▶ **Entries shown**:

· · · · · · ·

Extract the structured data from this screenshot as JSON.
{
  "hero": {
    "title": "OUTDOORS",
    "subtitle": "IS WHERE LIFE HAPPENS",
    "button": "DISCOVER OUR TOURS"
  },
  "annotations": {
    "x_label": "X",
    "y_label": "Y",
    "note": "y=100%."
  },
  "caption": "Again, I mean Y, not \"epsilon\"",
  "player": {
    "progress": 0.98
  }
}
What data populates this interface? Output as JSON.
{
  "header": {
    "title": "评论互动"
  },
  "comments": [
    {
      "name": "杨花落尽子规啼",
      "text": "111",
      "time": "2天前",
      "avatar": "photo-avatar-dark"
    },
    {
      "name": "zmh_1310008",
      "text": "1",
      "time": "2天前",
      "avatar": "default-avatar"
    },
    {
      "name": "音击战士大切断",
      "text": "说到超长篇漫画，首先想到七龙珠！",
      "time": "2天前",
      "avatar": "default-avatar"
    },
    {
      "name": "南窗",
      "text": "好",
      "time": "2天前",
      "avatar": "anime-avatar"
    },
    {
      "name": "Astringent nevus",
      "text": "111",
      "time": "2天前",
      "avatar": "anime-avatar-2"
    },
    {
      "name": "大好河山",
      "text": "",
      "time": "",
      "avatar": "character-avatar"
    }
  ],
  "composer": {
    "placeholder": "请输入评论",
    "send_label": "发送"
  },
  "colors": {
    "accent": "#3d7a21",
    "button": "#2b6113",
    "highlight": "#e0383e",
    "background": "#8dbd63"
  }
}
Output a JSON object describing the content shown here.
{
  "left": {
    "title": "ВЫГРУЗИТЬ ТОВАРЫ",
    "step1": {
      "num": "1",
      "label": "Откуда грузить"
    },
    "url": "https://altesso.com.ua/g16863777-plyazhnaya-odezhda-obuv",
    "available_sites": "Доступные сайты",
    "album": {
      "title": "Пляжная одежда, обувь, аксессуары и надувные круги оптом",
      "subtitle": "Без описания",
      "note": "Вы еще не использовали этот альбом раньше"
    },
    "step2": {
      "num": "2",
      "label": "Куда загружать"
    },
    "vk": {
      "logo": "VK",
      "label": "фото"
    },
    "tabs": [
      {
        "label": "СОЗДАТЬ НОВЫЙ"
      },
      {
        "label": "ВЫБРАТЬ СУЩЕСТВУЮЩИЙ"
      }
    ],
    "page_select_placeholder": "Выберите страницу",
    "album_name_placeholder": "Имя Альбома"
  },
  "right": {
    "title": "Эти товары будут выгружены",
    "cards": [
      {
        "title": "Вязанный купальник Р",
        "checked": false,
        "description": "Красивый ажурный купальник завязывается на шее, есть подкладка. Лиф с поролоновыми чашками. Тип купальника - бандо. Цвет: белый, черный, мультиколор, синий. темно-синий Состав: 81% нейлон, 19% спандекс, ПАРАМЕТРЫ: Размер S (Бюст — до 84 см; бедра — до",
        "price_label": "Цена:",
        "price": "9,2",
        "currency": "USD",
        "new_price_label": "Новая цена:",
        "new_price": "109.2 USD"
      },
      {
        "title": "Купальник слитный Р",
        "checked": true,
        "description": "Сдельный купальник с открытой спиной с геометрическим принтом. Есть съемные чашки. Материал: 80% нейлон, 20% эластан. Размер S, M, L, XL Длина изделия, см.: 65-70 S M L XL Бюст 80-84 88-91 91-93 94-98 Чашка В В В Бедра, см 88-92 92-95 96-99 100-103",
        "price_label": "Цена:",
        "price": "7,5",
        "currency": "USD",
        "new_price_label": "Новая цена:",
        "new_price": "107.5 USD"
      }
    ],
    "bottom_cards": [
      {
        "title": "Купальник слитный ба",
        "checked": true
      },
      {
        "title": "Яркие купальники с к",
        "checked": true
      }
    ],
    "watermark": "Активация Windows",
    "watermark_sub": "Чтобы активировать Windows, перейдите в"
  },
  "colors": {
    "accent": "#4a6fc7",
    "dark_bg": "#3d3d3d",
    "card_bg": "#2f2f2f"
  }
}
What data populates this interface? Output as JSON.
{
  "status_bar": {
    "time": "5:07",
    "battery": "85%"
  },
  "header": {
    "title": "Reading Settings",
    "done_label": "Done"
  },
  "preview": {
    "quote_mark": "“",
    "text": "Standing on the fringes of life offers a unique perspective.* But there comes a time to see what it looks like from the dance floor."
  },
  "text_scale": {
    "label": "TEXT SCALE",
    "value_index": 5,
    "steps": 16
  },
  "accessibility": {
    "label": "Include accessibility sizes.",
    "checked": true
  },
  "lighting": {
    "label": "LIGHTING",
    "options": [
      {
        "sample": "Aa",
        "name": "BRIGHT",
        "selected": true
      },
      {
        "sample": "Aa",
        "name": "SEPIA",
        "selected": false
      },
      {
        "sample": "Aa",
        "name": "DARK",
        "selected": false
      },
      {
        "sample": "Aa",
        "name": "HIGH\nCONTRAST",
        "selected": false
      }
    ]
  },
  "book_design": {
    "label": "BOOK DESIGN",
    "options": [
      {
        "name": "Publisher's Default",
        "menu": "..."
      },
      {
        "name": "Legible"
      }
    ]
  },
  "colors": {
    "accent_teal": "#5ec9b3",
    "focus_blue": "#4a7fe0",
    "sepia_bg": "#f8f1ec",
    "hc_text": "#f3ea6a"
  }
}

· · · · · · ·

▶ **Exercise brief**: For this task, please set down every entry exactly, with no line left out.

▶ **Answer below**:
Extract the structured data from this screenshot as JSON.
{
  "hero": {
    "title": "OUTDOORS",
    "subtitle": "IS WHERE LIFE HAPPENS",
    "button": "DISCOVER OUR TOURS"
  },
  "annotations": {
    "x_label": "X",
    "y_label": "Y",
    "note": "y=100%."
  },
  "caption": "Again, I mean Y, not \"epsilon\"",
  "player": {
    "progress": 0.98
  }
}
What data populates this interface? Output as JSON.
{
  "header": {
    "title": "评论互动"
  },
  "comments": [
    {
      "name": "杨花落尽子规啼",
      "text": "111",
      "time": "2天前",
      "avatar": "photo-avatar-dark"
    },
    {
      "name": "zmh_1310008",
      "text": "1",
      "time": "2天前",
      "avatar": "default-avatar"
    },
    {
      "name": "音击战士大切断",
      "text": "说到超长篇漫画，首先想到七龙珠！",
      "time": "2天前",
      "avatar": "default-avatar"
    },
    {
      "name": "南窗",
      "text": "好",
      "time": "2天前",
      "avatar": "anime-avatar"
    },
    {
      "name": "Astringent nevus",
      "text": "111",
      "time": "2天前",
      "avatar": "anime-avatar-2"
    },
    {
      "name": "大好河山",
      "text": "",
      "time": "",
      "avatar": "character-avatar"
    }
  ],
  "composer": {
    "placeholder": "请输入评论",
    "send_label": "发送"
  },
  "colors": {
    "accent": "#3d7a21",
    "button": "#2b6113",
    "highlight": "#e0383e",
    "background": "#8dbd63"
  }
}
Output a JSON object describing the content shown here.
{
  "left": {
    "title": "ВЫГРУЗИТЬ ТОВАРЫ",
    "step1": {
      "num": "1",
      "label": "Откуда грузить"
    },
    "url": "https://altesso.com.ua/g16863777-plyazhnaya-odezhda-obuv",
    "available_sites": "Доступные сайты",
    "album": {
      "title": "Пляжная одежда, обувь, аксессуары и надувные круги оптом",
      "subtitle": "Без описания",
      "note": "Вы еще не использовали этот альбом раньше"
    },
    "step2": {
      "num": "2",
      "label": "Куда загружать"
    },
    "vk": {
      "logo": "VK",
      "label": "фото"
    },
    "tabs": [
      {
        "label": "СОЗДАТЬ НОВЫЙ"
      },
      {
        "label": "ВЫБРАТЬ СУЩЕСТВУЮЩИЙ"
      }
    ],
    "page_select_placeholder": "Выберите страницу",
    "album_name_placeholder": "Имя Альбома"
  },
  "right": {
    "title": "Эти товары будут выгружены",
    "cards": [
      {
        "title": "Вязанный купальник Р",
        "checked": false,
        "description": "Красивый ажурный купальник завязывается на шее, есть подкладка. Лиф с поролоновыми чашками. Тип купальника - бандо. Цвет: белый, черный, мультиколор, синий. темно-синий Состав: 81% нейлон, 19% спандекс, ПАРАМЕТРЫ: Размер S (Бюст — до 84 см; бедра — до",
        "price_label": "Цена:",
        "price": "9,2",
        "currency": "USD",
        "new_price_label": "Новая цена:",
        "new_price": "109.2 USD"
      },
      {
        "title": "Купальник слитный Р",
        "checked": true,
        "description": "Сдельный купальник с открытой спиной с геометрическим принтом. Есть съемные чашки. Материал: 80% нейлон, 20% эластан. Размер S, M, L, XL Длина изделия, см.: 65-70 S M L XL Бюст 80-84 88-91 91-93 94-98 Чашка В В В Бедра, см 88-92 92-95 96-99 100-103",
        "price_label": "Цена:",
        "price": "7,5",
        "currency": "USD",
        "new_price_label": "Новая цена:",
        "new_price": "107.5 USD"
      }
    ],
    "bottom_cards": [
      {
        "title": "Купальник слитный ба",
        "checked": true
      },
      {
        "title": "Яркие купальники с к",
        "checked": true
      }
    ],
    "watermark": "Активация Windows",
    "watermark_sub": "Чтобы активировать Windows, перейдите в"
  },
  "colors": {
    "accent": "#4a6fc7",
    "dark_bg": "#3d3d3d",
    "card_bg": "#2f2f2f"
  }
}
What data populates this interface? Output as JSON.
{
  "status_bar": {
    "time": "5:07",
    "battery": "85%"
  },
  "header": {
    "title": "Reading Settings",
    "done_label": "Done"
  },
  "preview": {
    "quote_mark": "“",
    "text": "Standing on the fringes of life offers a unique perspective.* But there comes a time to see what it looks like from the dance floor."
  },
  "text_scale": {
    "label": "TEXT SCALE",
    "value_index": 5,
    "steps": 16
  },
  "accessibility": {
    "label": "Include accessibility sizes.",
    "checked": true
  },
  "lighting": {
    "label": "LIGHTING",
    "options": [
      {
        "sample": "Aa",
        "name": "BRIGHT",
        "selected": true
      },
      {
        "sample": "Aa",
        "name": "SEPIA",
        "selected": false
      },
      {
        "sample": "Aa",
        "name": "DARK",
        "selected": false
      },
      {
        "sample": "Aa",
        "name": "HIGH\nCONTRAST",
        "selected": false
      }
    ]
  },
  "book_design": {
    "label": "BOOK DESIGN",
    "options": [
      {
        "name": "Publisher's Default",
        "menu": "..."
      },
      {
        "name": "Legible"
      }
    ]
  },
  "colors": {
    "accent_teal": "#5ec9b3",
    "focus_blue": "#4a7fe0",
    "sepia_bg": "#f8f1ec",
    "hc_text": "#f3ea6a"
  }
}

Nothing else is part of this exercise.